Pictures must not be copied, but every entry must be reproduced exactly.

Website and app data records:
=== Begin Enclosure ===
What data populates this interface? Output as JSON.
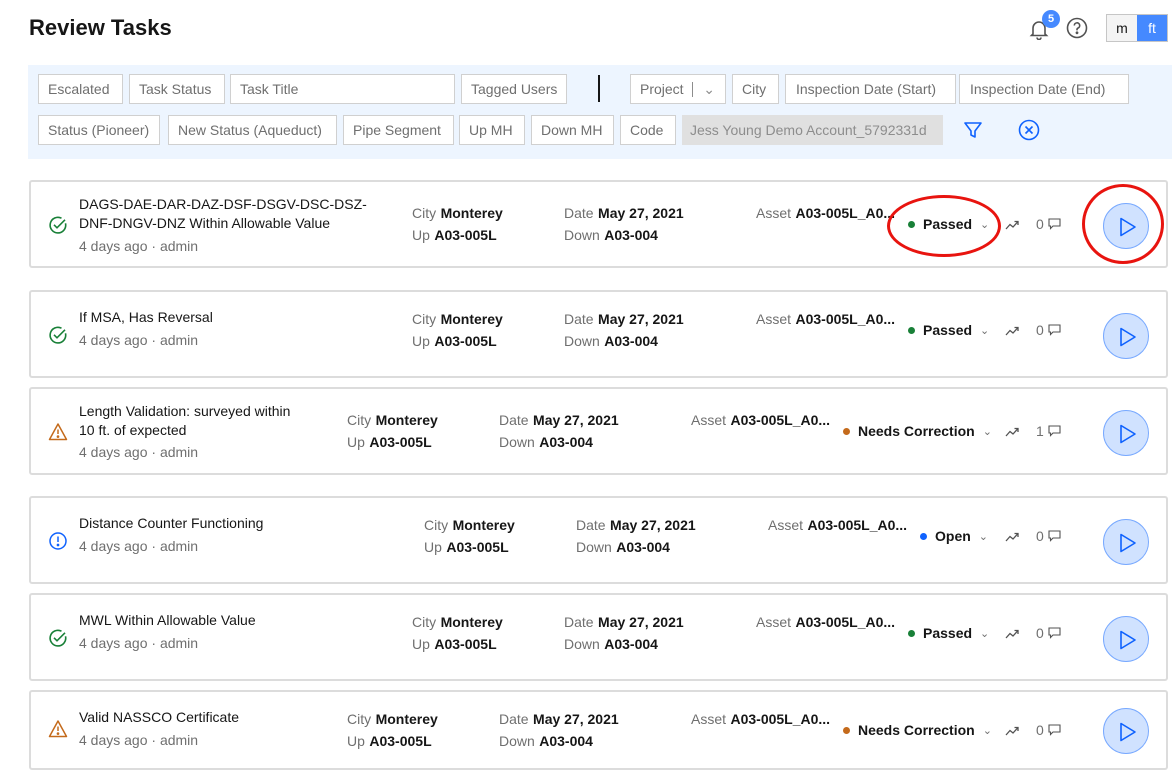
{
  "header": {
    "title": "Review Tasks",
    "notification_count": "5"
  },
  "units": {
    "m": "m",
    "ft": "ft"
  },
  "filters": {
    "escalated": "Escalated",
    "task_status": "Task Status",
    "task_title": "Task Title",
    "tagged_users": "Tagged Users",
    "project": "Project",
    "city": "City",
    "inspection_start": "Inspection Date (Start)",
    "inspection_end": "Inspection Date (End)",
    "status_pioneer": "Status (Pioneer)",
    "new_status_aqueduct": "New Status (Aqueduct)",
    "pipe_segment": "Pipe Segment",
    "up_mh": "Up MH",
    "down_mh": "Down MH",
    "code": "Code",
    "account": "Jess Young Demo Account_5792331d"
  },
  "labels": {
    "city": "City",
    "up": "Up",
    "date": "Date",
    "down": "Down",
    "asset": "Asset"
  },
  "tasks": [
    {
      "title": "DAGS-DAE-DAR-DAZ-DSF-DSGV-DSC-DSZ-DNF-DNGV-DNZ Within Allowable Value",
      "meta": "4 days ago · admin",
      "city": "Monterey",
      "up": "A03-005L",
      "date": "May 27, 2021",
      "down": "A03-004",
      "asset": "A03-005L_A0...",
      "status": "Passed",
      "comments": "0",
      "icon": "check-circle-icon"
    },
    {
      "title": "If MSA, Has Reversal",
      "meta": "4 days ago · admin",
      "city": "Monterey",
      "up": "A03-005L",
      "date": "May 27, 2021",
      "down": "A03-004",
      "asset": "A03-005L_A0...",
      "status": "Passed",
      "comments": "0",
      "icon": "check-circle-icon"
    },
    {
      "title": "Length Validation: surveyed within 10 ft. of expected",
      "meta": "4 days ago · admin",
      "city": "Monterey",
      "up": "A03-005L",
      "date": "May 27, 2021",
      "down": "A03-004",
      "asset": "A03-005L_A0...",
      "status": "Needs Correction",
      "comments": "1",
      "icon": "warning-triangle-icon"
    },
    {
      "title": "Distance Counter Functioning",
      "meta": "4 days ago · admin",
      "city": "Monterey",
      "up": "A03-005L",
      "date": "May 27, 2021",
      "down": "A03-004",
      "asset": "A03-005L_A0...",
      "status": "Open",
      "comments": "0",
      "icon": "info-circle-icon"
    },
    {
      "title": "MWL Within Allowable Value",
      "meta": "4 days ago · admin",
      "city": "Monterey",
      "up": "A03-005L",
      "date": "May 27, 2021",
      "down": "A03-004",
      "asset": "A03-005L_A0...",
      "status": "Passed",
      "comments": "0",
      "icon": "check-circle-icon"
    },
    {
      "title": "Valid NASSCO Certificate",
      "meta": "4 days ago · admin",
      "city": "Monterey",
      "up": "A03-005L",
      "date": "May 27, 2021",
      "down": "A03-004",
      "asset": "A03-005L_A0...",
      "status": "Needs Correction",
      "comments": "0",
      "icon": "warning-triangle-icon"
    }
  ],
  "colors": {
    "passed": "#198038",
    "needs_correction": "#c46a1b",
    "open": "#0f62fe",
    "accent": "#4589ff",
    "annotation": "#e8140f"
  }
}
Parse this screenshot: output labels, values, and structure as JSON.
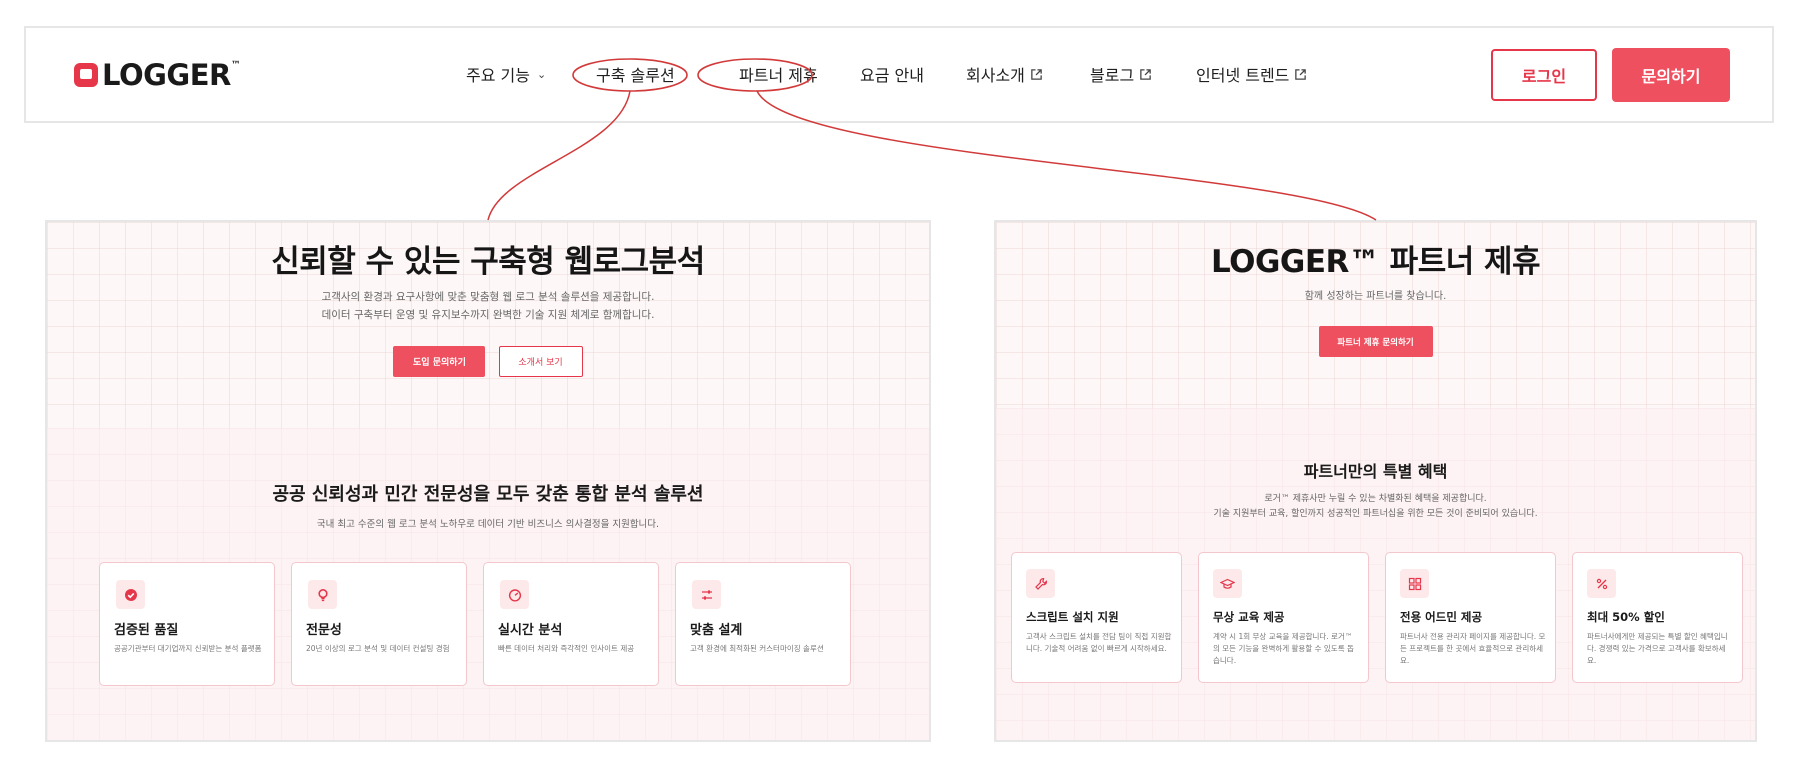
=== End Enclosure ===
→ Answer box
What data populates this interface? Output as JSON.
{
  "header": {
    "title": "Review Tasks",
    "notification_count": "5"
  },
  "units": {
    "m": "m",
    "ft": "ft"
  },
  "filters": {
    "escalated": "Escalated",
    "task_status": "Task Status",
    "task_title": "Task Title",
    "tagged_users": "Tagged Users",
    "project": "Project",
    "city": "City",
    "inspection_start": "Inspection Date (Start)",
    "inspection_end": "Inspection Date (End)",
    "status_pioneer": "Status (Pioneer)",
    "new_status_aqueduct": "New Status (Aqueduct)",
    "pipe_segment": "Pipe Segment",
    "up_mh": "Up MH",
    "down_mh": "Down MH",
    "code": "Code",
    "account": "Jess Young Demo Account_5792331d"
  },
  "labels": {
    "city": "City",
    "up": "Up",
    "date": "Date",
    "down": "Down",
    "asset": "Asset"
  },
  "tasks": [
    {
      "title": "DAGS-DAE-DAR-DAZ-DSF-DSGV-DSC-DSZ-DNF-DNGV-DNZ Within Allowable Value",
      "meta": "4 days ago · admin",
      "city": "Monterey",
      "up": "A03-005L",
      "date": "May 27, 2021",
      "down": "A03-004",
      "asset": "A03-005L_A0...",
      "status": "Passed",
      "comments": "0",
      "icon": "check-circle-icon"
    },
    {
      "title": "If MSA, Has Reversal",
      "meta": "4 days ago · admin",
      "city": "Monterey",
      "up": "A03-005L",
      "date": "May 27, 2021",
      "down": "A03-004",
      "asset": "A03-005L_A0...",
      "status": "Passed",
      "comments": "0",
      "icon": "check-circle-icon"
    },
    {
      "title": "Length Validation: surveyed within 10 ft. of expected",
      "meta": "4 days ago · admin",
      "city": "Monterey",
      "up": "A03-005L",
      "date": "May 27, 2021",
      "down": "A03-004",
      "asset": "A03-005L_A0...",
      "status": "Needs Correction",
      "comments": "1",
      "icon": "warning-triangle-icon"
    },
    {
      "title": "Distance Counter Functioning",
      "meta": "4 days ago · admin",
      "city": "Monterey",
      "up": "A03-005L",
      "date": "May 27, 2021",
      "down": "A03-004",
      "asset": "A03-005L_A0...",
      "status": "Open",
      "comments": "0",
      "icon": "info-circle-icon"
    },
    {
      "title": "MWL Within Allowable Value",
      "meta": "4 days ago · admin",
      "city": "Monterey",
      "up": "A03-005L",
      "date": "May 27, 2021",
      "down": "A03-004",
      "asset": "A03-005L_A0...",
      "status": "Passed",
      "comments": "0",
      "icon": "check-circle-icon"
    },
    {
      "title": "Valid NASSCO Certificate",
      "meta": "4 days ago · admin",
      "city": "Monterey",
      "up": "A03-005L",
      "date": "May 27, 2021",
      "down": "A03-004",
      "asset": "A03-005L_A0...",
      "status": "Needs Correction",
      "comments": "0",
      "icon": "warning-triangle-icon"
    }
  ],
  "colors": {
    "passed": "#198038",
    "needs_correction": "#c46a1b",
    "open": "#0f62fe",
    "accent": "#4589ff",
    "annotation": "#e8140f"
  }
}
Parse this screenshot: output labels, values, and structure as JSON.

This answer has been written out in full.